Minister Naughten noted the issues raised in the Report on the potential impacts of hydraulic fracturing on ground water and air quality, together with the identified gaps in legislative oversight surrounding the use of hydraulic fracturing in Ireland. Minister Naughten added "It has always been my view that any decision on the use of hydraulic fracturing should be made on the basis of peer-reviewed science. The report of the EPA led Joint Research Programme provides the robust underpinning for decision making on this issue of public concern. I have decided to refer the report to the Joint Oireachtas Committee on Communications, Climate Action and the Environment for its consideration. I hope this will assist at the Committee Stage debate of the proposed hydraulic fracturing legislation to be progressed by the Oireachtas next year."
Minister of State at the Department of Communications, Climate Action and the Environment, Mr. Seán Kyne, T.D., also welcomed the report, noting that a moratorium on the licensing of hydraulic fracturing has been in place since 2013 pending the outcome of the EPA led Joint Research Programme.
Note to Editors
This scientific Joint Research Programme (JRP) is based on the consideration of existing baseline data with respect to groundwater, air and seismicity and the potential implications and mitigations that are required to be considered in order to understand the possible environmental impacts of using Hydraulic Fracturing (also known as Unconventional Gas Exploration and Extraction or "UGEE") technology and whether or not it can be undertaken in an environmentally protective manner in accordance with the requirements of environmental law. The programme of research will assist regulators, both North and South, in making informed decisions about hydraulic fracturing (fracking).
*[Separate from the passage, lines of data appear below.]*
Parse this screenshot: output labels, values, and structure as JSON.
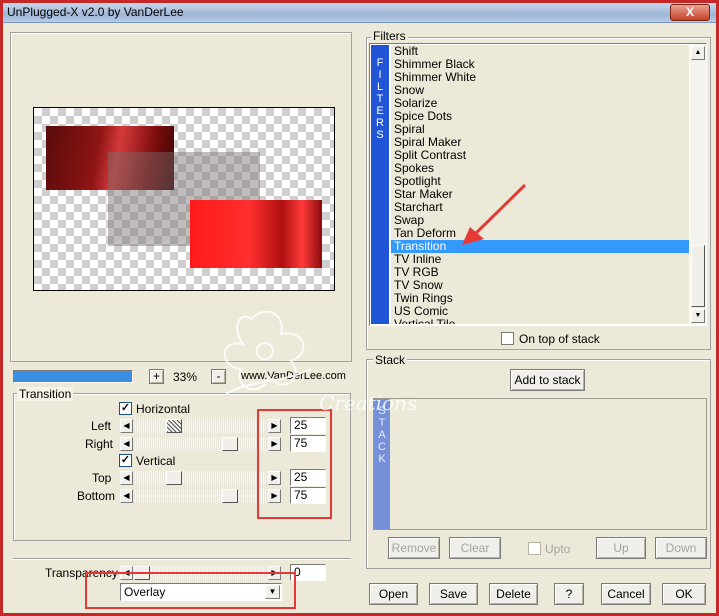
{
  "window": {
    "title": "UnPlugged-X v2.0 by VanDerLee",
    "close_label": "X"
  },
  "preview": {
    "progress": 1.0,
    "zoom_value": "33%",
    "plus_label": "+",
    "minus_label": "-",
    "website": "www.VanDerLee.com"
  },
  "filters": {
    "group_title": "Filters",
    "band_label": "FILTERS",
    "items": [
      "Shift",
      "Shimmer Black",
      "Shimmer White",
      "Snow",
      "Solarize",
      "Spice Dots",
      "Spiral",
      "Spiral Maker",
      "Split Contrast",
      "Spokes",
      "Spotlight",
      "Star Maker",
      "Starchart",
      "Swap",
      "Tan Deform",
      "Transition",
      "TV Inline",
      "TV RGB",
      "TV Snow",
      "Twin Rings",
      "US Comic",
      "Vertical Tile"
    ],
    "selected": "Transition",
    "on_top_label": "On top of stack"
  },
  "stack": {
    "group_title": "Stack",
    "add_label": "Add to stack",
    "band_label": "STACK",
    "remove_label": "Remove",
    "clear_label": "Clear",
    "upto_label": "Upto",
    "up_label": "Up",
    "down_label": "Down"
  },
  "transition": {
    "group_title": "Transition",
    "horizontal_label": "Horizontal",
    "vertical_label": "Vertical",
    "left_label": "Left",
    "left_value": "25",
    "right_label": "Right",
    "right_value": "75",
    "top_label": "Top",
    "top_value": "25",
    "bottom_label": "Bottom",
    "bottom_value": "75"
  },
  "transparency": {
    "label": "Transparency",
    "value": "0"
  },
  "blend_mode": {
    "value": "Overlay"
  },
  "buttons": {
    "open": "Open",
    "save": "Save",
    "delete": "Delete",
    "help": "?",
    "cancel": "Cancel",
    "ok": "OK"
  },
  "watermark": "Creations",
  "colors": {
    "accent_blue": "#2155d6",
    "selection_blue": "#3399ff",
    "highlight_red": "#e53935",
    "window_bg": "#ece9d8"
  }
}
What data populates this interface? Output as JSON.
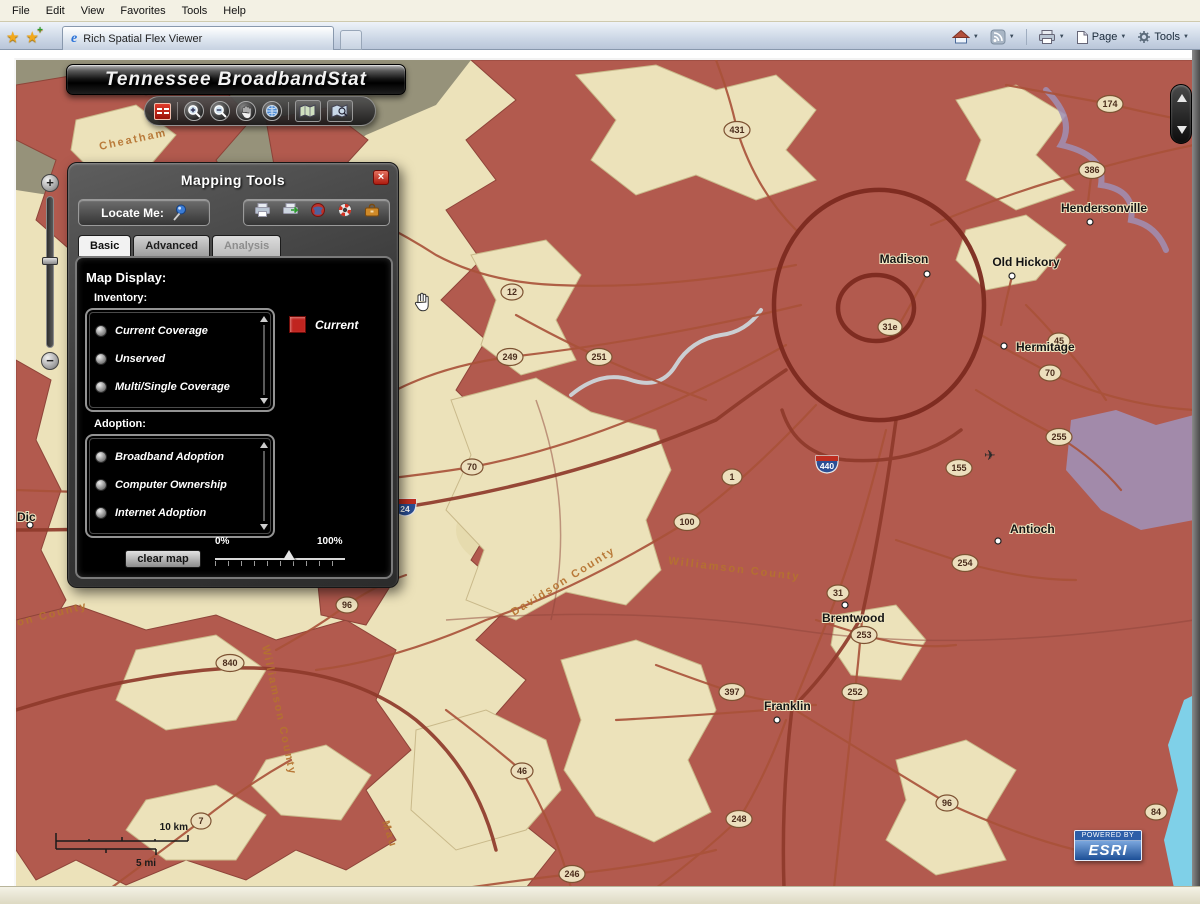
{
  "icons": {
    "star": "★",
    "plus": "+",
    "caret": "▼",
    "close": "×",
    "plane": "✈",
    "ie_e": "e",
    "zoom_in": "+",
    "zoom_out": "−"
  },
  "browser": {
    "menu_items": [
      "File",
      "Edit",
      "View",
      "Favorites",
      "Tools",
      "Help"
    ],
    "tab_title": "Rich Spatial Flex Viewer",
    "page_label": "Page",
    "tools_label": "Tools"
  },
  "app": {
    "banner_title": "Tennessee BroadbandStat"
  },
  "panel": {
    "title": "Mapping Tools",
    "locate_me": "Locate Me:",
    "tab_basic": "Basic",
    "tab_advanced": "Advanced",
    "tab_analysis": "Analysis",
    "map_display": "Map Display:",
    "inventory_label": "Inventory:",
    "inventory_options": [
      "Current Coverage",
      "Unserved",
      "Multi/Single Coverage"
    ],
    "legend_label": "Current",
    "legend_color": "#c0241f",
    "adoption_label": "Adoption:",
    "adoption_options": [
      "Broadband Adoption",
      "Computer Ownership",
      "Internet Adoption"
    ],
    "clear_map": "clear map",
    "slider_min": "0%",
    "slider_max": "100%"
  },
  "map": {
    "coverage_color": "#b25a4e",
    "base_color": "#ece2ba",
    "cities": [
      "Madison",
      "Old Hickory",
      "Hendersonville",
      "Hermitage",
      "Antioch",
      "Brentwood",
      "Franklin",
      "Dic"
    ],
    "counties": [
      "Davidson County",
      "Williamson County",
      "Williamson County",
      "on County",
      "Cheatham",
      "Mau"
    ],
    "shields": [
      "431",
      "174",
      "386",
      "12",
      "31e",
      "45",
      "70",
      "249",
      "251",
      "255",
      "155",
      "70",
      "1",
      "100",
      "254",
      "31",
      "253",
      "96",
      "840",
      "397",
      "252",
      "46",
      "96",
      "248",
      "246",
      "7",
      "84"
    ],
    "interstates": [
      "440",
      "24"
    ],
    "scale_km": "10 km",
    "scale_mi": "5 mi",
    "esri_powered": "POWERED BY",
    "esri_name": "ESRI"
  }
}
The UGEE JRP was co-funded by the EPA, the Department of Communications, Climate Action and the Environment (DCCAE) and the Northern Ireland Environment Agency (NIEA). DCCAE was represented on the Steering Group which was responsible for the award of the contract and which oversaw the project and DCCAE officials were engaged in the review of the work produced by the consortium of consultants engaged to carry out the research programme.
In early January, the Steering Group determined that there was merit in the EPA publishing an Integrated Synthesis Report on the research that has been carried out to date. This resulted in Phase 2 of the UGEE Joint Research Programme (i.e. acquisition of additional baseline data)being put on hold until there has been time to consider the findings of the research programme to date.
The UGEE Reports are available on the EPA website .